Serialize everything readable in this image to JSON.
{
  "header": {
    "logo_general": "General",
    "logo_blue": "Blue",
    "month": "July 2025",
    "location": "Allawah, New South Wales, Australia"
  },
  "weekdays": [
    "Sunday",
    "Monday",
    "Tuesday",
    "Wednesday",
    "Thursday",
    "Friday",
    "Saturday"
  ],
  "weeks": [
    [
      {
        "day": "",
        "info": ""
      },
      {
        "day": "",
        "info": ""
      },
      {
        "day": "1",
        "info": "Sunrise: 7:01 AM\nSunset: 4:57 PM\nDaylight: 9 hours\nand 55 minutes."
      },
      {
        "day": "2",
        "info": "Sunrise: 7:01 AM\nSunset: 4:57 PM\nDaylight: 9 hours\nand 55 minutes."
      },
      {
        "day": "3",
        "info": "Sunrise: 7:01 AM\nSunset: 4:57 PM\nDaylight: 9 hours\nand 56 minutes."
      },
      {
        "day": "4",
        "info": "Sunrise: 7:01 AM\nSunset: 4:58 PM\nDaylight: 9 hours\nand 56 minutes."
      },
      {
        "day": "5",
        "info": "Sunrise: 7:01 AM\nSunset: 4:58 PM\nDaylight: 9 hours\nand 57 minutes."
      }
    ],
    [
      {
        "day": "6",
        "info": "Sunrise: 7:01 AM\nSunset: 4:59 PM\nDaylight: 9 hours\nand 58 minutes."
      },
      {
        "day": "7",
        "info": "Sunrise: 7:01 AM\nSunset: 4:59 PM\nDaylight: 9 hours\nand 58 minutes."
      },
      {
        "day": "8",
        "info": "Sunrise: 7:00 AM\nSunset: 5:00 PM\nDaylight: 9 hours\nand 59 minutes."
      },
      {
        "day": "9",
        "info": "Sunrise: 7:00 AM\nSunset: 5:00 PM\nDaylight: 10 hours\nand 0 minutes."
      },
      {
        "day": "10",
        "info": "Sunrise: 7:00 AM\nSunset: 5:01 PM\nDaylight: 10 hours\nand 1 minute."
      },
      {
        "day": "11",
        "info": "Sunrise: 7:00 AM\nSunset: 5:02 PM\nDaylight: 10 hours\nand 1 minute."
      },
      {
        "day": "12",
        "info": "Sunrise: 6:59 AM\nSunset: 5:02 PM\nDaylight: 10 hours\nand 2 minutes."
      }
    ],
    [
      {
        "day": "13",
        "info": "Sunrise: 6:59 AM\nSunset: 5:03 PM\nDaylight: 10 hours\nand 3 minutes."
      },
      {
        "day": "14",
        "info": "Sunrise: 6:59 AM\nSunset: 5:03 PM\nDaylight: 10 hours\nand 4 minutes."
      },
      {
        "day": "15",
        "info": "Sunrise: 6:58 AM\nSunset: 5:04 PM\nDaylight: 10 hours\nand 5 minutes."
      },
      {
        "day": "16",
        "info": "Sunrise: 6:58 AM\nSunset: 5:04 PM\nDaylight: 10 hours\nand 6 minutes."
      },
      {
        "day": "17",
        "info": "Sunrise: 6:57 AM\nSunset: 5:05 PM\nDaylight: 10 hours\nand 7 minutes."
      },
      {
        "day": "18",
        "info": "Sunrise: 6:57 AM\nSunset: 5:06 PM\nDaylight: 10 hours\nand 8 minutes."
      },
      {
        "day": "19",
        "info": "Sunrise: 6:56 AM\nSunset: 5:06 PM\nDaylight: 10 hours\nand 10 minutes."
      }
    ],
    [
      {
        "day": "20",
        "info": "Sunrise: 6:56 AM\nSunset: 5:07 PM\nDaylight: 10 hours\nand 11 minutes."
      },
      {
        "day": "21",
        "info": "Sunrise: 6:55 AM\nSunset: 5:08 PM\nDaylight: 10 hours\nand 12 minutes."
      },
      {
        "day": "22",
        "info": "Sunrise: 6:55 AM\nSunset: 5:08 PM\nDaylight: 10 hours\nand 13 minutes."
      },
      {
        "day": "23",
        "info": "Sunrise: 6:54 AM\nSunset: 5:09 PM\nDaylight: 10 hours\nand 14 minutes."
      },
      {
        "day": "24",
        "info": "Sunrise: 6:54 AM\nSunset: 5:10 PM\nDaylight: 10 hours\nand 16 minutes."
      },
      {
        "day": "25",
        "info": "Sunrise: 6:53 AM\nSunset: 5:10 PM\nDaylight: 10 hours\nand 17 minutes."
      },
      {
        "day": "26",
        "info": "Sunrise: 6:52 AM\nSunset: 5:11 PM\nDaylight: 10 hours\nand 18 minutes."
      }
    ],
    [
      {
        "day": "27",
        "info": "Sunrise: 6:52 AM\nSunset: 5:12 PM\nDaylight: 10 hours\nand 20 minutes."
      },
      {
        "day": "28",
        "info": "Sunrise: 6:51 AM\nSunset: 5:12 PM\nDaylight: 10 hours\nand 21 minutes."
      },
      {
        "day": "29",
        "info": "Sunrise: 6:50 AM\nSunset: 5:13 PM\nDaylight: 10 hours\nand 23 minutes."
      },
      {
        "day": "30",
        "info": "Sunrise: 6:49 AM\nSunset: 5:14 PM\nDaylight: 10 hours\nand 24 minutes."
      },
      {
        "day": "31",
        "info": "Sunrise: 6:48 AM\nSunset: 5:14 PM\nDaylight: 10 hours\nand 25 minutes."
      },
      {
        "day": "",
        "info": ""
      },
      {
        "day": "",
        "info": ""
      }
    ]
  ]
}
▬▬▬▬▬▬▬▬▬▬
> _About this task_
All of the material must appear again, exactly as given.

> _Result of this task_
Serialize everything readable in this image to JSON.
{
  "header": {
    "logo_general": "General",
    "logo_blue": "Blue",
    "month": "July 2025",
    "location": "Allawah, New South Wales, Australia"
  },
  "weekdays": [
    "Sunday",
    "Monday",
    "Tuesday",
    "Wednesday",
    "Thursday",
    "Friday",
    "Saturday"
  ],
  "weeks": [
    [
      {
        "day": "",
        "info": ""
      },
      {
        "day": "",
        "info": ""
      },
      {
        "day": "1",
        "info": "Sunrise: 7:01 AM\nSunset: 4:57 PM\nDaylight: 9 hours\nand 55 minutes."
      },
      {
        "day": "2",
        "info": "Sunrise: 7:01 AM\nSunset: 4:57 PM\nDaylight: 9 hours\nand 55 minutes."
      },
      {
        "day": "3",
        "info": "Sunrise: 7:01 AM\nSunset: 4:57 PM\nDaylight: 9 hours\nand 56 minutes."
      },
      {
        "day": "4",
        "info": "Sunrise: 7:01 AM\nSunset: 4:58 PM\nDaylight: 9 hours\nand 56 minutes."
      },
      {
        "day": "5",
        "info": "Sunrise: 7:01 AM\nSunset: 4:58 PM\nDaylight: 9 hours\nand 57 minutes."
      }
    ],
    [
      {
        "day": "6",
        "info": "Sunrise: 7:01 AM\nSunset: 4:59 PM\nDaylight: 9 hours\nand 58 minutes."
      },
      {
        "day": "7",
        "info": "Sunrise: 7:01 AM\nSunset: 4:59 PM\nDaylight: 9 hours\nand 58 minutes."
      },
      {
        "day": "8",
        "info": "Sunrise: 7:00 AM\nSunset: 5:00 PM\nDaylight: 9 hours\nand 59 minutes."
      },
      {
        "day": "9",
        "info": "Sunrise: 7:00 AM\nSunset: 5:00 PM\nDaylight: 10 hours\nand 0 minutes."
      },
      {
        "day": "10",
        "info": "Sunrise: 7:00 AM\nSunset: 5:01 PM\nDaylight: 10 hours\nand 1 minute."
      },
      {
        "day": "11",
        "info": "Sunrise: 7:00 AM\nSunset: 5:02 PM\nDaylight: 10 hours\nand 1 minute."
      },
      {
        "day": "12",
        "info": "Sunrise: 6:59 AM\nSunset: 5:02 PM\nDaylight: 10 hours\nand 2 minutes."
      }
    ],
    [
      {
        "day": "13",
        "info": "Sunrise: 6:59 AM\nSunset: 5:03 PM\nDaylight: 10 hours\nand 3 minutes."
      },
      {
        "day": "14",
        "info": "Sunrise: 6:59 AM\nSunset: 5:03 PM\nDaylight: 10 hours\nand 4 minutes."
      },
      {
        "day": "15",
        "info": "Sunrise: 6:58 AM\nSunset: 5:04 PM\nDaylight: 10 hours\nand 5 minutes."
      },
      {
        "day": "16",
        "info": "Sunrise: 6:58 AM\nSunset: 5:04 PM\nDaylight: 10 hours\nand 6 minutes."
      },
      {
        "day": "17",
        "info": "Sunrise: 6:57 AM\nSunset: 5:05 PM\nDaylight: 10 hours\nand 7 minutes."
      },
      {
        "day": "18",
        "info": "Sunrise: 6:57 AM\nSunset: 5:06 PM\nDaylight: 10 hours\nand 8 minutes."
      },
      {
        "day": "19",
        "info": "Sunrise: 6:56 AM\nSunset: 5:06 PM\nDaylight: 10 hours\nand 10 minutes."
      }
    ],
    [
      {
        "day": "20",
        "info": "Sunrise: 6:56 AM\nSunset: 5:07 PM\nDaylight: 10 hours\nand 11 minutes."
      },
      {
        "day": "21",
        "info": "Sunrise: 6:55 AM\nSunset: 5:08 PM\nDaylight: 10 hours\nand 12 minutes."
      },
      {
        "day": "22",
        "info": "Sunrise: 6:55 AM\nSunset: 5:08 PM\nDaylight: 10 hours\nand 13 minutes."
      },
      {
        "day": "23",
        "info": "Sunrise: 6:54 AM\nSunset: 5:09 PM\nDaylight: 10 hours\nand 14 minutes."
      },
      {
        "day": "24",
        "info": "Sunrise: 6:54 AM\nSunset: 5:10 PM\nDaylight: 10 hours\nand 16 minutes."
      },
      {
        "day": "25",
        "info": "Sunrise: 6:53 AM\nSunset: 5:10 PM\nDaylight: 10 hours\nand 17 minutes."
      },
      {
        "day": "26",
        "info": "Sunrise: 6:52 AM\nSunset: 5:11 PM\nDaylight: 10 hours\nand 18 minutes."
      }
    ],
    [
      {
        "day": "27",
        "info": "Sunrise: 6:52 AM\nSunset: 5:12 PM\nDaylight: 10 hours\nand 20 minutes."
      },
      {
        "day": "28",
        "info": "Sunrise: 6:51 AM\nSunset: 5:12 PM\nDaylight: 10 hours\nand 21 minutes."
      },
      {
        "day": "29",
        "info": "Sunrise: 6:50 AM\nSunset: 5:13 PM\nDaylight: 10 hours\nand 23 minutes."
      },
      {
        "day": "30",
        "info": "Sunrise: 6:49 AM\nSunset: 5:14 PM\nDaylight: 10 hours\nand 24 minutes."
      },
      {
        "day": "31",
        "info": "Sunrise: 6:48 AM\nSunset: 5:14 PM\nDaylight: 10 hours\nand 25 minutes."
      },
      {
        "day": "",
        "info": ""
      },
      {
        "day": "",
        "info": ""
      }
    ]
  ]
}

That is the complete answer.